> _RECORDS FOR THE EXERCISE_:
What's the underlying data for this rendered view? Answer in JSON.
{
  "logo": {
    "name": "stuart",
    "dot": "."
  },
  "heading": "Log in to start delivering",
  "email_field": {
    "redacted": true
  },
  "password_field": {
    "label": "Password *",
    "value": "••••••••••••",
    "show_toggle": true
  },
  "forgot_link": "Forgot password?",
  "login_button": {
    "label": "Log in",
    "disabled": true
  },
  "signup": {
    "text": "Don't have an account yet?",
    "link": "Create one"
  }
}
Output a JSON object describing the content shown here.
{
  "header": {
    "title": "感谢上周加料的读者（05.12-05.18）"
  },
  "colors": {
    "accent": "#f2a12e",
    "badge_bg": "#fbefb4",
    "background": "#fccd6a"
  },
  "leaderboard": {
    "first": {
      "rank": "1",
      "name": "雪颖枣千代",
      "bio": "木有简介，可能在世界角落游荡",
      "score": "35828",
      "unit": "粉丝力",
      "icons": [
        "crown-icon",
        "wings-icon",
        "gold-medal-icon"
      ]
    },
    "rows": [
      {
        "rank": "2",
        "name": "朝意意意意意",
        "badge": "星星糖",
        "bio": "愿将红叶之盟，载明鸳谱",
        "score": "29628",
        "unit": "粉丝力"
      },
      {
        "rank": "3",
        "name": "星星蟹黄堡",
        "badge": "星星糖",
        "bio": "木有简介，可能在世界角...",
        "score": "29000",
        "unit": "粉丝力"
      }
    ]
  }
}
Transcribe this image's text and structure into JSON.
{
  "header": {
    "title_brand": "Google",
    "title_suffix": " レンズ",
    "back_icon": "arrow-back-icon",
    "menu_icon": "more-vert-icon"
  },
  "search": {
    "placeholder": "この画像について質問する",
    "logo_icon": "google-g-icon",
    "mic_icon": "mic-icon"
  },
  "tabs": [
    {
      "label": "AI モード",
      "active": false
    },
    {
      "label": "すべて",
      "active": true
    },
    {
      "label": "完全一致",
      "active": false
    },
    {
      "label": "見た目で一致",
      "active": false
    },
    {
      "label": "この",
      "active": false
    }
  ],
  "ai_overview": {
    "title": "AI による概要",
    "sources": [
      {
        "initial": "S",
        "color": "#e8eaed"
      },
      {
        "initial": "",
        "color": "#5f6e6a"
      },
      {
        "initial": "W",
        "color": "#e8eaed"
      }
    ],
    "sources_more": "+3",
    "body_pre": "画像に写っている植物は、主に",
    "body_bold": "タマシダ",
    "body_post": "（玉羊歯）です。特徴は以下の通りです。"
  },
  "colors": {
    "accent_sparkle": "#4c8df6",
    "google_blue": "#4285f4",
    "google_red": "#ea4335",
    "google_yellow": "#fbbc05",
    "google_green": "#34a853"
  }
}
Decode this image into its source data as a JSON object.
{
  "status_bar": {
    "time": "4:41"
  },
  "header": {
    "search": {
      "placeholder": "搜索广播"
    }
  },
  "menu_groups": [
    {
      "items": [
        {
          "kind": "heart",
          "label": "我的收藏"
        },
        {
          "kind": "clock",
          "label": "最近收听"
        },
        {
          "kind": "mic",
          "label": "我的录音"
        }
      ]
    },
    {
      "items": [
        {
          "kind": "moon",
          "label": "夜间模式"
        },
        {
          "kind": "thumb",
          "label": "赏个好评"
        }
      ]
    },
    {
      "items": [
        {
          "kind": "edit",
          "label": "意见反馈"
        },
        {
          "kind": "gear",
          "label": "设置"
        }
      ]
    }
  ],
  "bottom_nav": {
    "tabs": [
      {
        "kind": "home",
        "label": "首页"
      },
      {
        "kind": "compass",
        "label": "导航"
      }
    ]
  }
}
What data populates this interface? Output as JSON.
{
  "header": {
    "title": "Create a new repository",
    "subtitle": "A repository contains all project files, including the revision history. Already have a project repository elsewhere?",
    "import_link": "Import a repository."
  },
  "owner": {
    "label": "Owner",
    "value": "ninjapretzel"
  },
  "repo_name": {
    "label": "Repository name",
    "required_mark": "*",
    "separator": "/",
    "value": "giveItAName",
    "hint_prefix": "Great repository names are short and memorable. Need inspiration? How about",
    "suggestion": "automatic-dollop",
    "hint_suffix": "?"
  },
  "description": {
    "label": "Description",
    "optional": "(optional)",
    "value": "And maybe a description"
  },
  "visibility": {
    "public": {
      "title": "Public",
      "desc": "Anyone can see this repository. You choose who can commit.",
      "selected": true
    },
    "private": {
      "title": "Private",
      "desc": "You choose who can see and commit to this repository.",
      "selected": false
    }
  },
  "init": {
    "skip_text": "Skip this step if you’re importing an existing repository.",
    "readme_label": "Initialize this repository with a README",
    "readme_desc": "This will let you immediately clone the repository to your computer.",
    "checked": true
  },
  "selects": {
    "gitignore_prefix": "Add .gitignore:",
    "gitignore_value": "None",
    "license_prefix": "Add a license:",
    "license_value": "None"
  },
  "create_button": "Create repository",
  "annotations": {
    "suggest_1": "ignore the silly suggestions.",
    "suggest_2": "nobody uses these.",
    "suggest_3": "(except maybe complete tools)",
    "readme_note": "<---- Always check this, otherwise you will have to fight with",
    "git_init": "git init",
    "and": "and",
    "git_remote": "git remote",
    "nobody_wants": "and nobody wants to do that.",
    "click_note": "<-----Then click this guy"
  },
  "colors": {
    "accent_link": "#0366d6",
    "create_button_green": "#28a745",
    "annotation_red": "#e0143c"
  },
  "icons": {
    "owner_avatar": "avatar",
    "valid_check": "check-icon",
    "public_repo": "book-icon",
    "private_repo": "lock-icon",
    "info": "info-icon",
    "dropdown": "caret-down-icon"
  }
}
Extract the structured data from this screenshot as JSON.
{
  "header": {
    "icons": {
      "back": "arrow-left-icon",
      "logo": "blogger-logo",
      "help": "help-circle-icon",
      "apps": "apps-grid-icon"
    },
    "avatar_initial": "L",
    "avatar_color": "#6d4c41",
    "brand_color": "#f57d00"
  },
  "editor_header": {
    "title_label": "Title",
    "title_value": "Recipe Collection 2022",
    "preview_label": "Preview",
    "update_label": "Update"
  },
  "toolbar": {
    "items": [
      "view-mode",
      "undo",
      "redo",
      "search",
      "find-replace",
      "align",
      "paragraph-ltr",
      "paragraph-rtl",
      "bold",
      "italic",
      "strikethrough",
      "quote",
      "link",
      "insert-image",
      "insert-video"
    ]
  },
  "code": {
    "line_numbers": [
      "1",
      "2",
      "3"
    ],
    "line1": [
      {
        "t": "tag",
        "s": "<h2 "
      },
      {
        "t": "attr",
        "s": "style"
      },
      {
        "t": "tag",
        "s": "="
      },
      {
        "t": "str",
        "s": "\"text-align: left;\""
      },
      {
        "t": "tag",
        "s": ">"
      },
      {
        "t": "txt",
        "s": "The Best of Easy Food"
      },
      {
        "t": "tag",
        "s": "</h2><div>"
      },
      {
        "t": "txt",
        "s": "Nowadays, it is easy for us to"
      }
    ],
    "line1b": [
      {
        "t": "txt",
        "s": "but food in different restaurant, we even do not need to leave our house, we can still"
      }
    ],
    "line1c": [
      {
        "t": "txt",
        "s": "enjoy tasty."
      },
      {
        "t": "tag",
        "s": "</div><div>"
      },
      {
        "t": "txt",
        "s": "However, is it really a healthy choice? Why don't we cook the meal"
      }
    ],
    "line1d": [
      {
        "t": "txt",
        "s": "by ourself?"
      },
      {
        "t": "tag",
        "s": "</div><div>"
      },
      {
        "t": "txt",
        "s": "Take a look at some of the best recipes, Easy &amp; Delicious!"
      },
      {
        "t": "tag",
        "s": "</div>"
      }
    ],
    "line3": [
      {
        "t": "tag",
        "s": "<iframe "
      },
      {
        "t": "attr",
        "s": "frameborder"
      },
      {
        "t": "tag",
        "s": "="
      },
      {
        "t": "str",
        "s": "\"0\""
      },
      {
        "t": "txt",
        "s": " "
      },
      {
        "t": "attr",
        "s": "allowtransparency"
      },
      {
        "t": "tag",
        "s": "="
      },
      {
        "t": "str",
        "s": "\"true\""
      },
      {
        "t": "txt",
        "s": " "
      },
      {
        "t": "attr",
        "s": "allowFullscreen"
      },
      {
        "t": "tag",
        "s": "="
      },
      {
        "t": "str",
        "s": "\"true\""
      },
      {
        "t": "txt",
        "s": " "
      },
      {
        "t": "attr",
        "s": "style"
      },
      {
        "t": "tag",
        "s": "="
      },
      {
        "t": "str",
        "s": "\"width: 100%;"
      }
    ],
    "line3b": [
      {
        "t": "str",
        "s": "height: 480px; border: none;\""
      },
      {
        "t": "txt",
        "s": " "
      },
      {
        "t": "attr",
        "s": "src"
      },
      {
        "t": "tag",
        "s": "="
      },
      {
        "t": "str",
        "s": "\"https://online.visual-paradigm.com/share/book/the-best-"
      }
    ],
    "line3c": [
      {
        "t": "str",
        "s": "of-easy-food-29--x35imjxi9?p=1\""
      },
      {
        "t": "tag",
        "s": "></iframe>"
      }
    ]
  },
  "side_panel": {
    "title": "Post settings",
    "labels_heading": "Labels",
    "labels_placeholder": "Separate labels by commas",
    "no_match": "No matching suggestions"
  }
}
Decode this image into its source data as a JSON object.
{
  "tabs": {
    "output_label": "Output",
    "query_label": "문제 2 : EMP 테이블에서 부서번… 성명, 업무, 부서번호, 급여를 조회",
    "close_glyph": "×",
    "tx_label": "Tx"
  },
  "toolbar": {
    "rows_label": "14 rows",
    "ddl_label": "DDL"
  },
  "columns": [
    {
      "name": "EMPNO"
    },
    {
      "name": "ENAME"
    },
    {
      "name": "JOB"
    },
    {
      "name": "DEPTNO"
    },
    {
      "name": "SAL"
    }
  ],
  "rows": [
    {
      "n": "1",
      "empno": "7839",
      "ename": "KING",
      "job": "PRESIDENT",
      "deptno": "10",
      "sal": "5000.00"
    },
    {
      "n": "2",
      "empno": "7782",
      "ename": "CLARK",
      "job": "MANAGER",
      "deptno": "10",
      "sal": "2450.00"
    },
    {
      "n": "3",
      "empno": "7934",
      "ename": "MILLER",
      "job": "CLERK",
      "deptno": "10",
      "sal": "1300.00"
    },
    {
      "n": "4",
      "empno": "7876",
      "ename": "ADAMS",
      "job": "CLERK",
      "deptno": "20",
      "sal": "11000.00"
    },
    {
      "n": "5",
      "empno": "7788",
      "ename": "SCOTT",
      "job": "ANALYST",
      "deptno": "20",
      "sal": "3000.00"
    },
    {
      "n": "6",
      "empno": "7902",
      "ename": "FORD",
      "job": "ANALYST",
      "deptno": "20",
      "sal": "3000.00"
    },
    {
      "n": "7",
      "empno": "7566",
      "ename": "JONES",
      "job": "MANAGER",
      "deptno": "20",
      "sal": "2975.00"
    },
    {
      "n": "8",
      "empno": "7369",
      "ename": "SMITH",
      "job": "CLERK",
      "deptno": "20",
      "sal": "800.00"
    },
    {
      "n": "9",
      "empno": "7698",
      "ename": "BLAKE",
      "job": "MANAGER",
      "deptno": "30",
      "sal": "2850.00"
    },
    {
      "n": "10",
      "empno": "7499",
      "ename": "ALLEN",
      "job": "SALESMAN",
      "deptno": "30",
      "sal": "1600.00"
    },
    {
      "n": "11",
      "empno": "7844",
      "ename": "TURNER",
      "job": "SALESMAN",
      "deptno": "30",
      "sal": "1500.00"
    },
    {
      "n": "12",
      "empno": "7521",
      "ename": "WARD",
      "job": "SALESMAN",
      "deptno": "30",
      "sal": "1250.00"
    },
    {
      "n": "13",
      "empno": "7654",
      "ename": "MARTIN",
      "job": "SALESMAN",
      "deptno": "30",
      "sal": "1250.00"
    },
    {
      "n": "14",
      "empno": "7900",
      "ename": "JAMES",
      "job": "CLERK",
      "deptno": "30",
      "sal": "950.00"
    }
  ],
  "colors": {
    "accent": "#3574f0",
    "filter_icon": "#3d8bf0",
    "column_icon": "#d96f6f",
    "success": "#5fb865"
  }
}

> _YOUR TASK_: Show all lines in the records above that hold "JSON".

> _WRITTEN RESPONSE_:
What's the underlying data for this rendered view? Answer in JSON.
Output a JSON object describing the content shown here.
Transcribe this image's text and structure into JSON.
Decode this image into its source data as a JSON object.
What data populates this interface? Output as JSON.
Extract the structured data from this screenshot as JSON.
Decode this image into its source data as a JSON object.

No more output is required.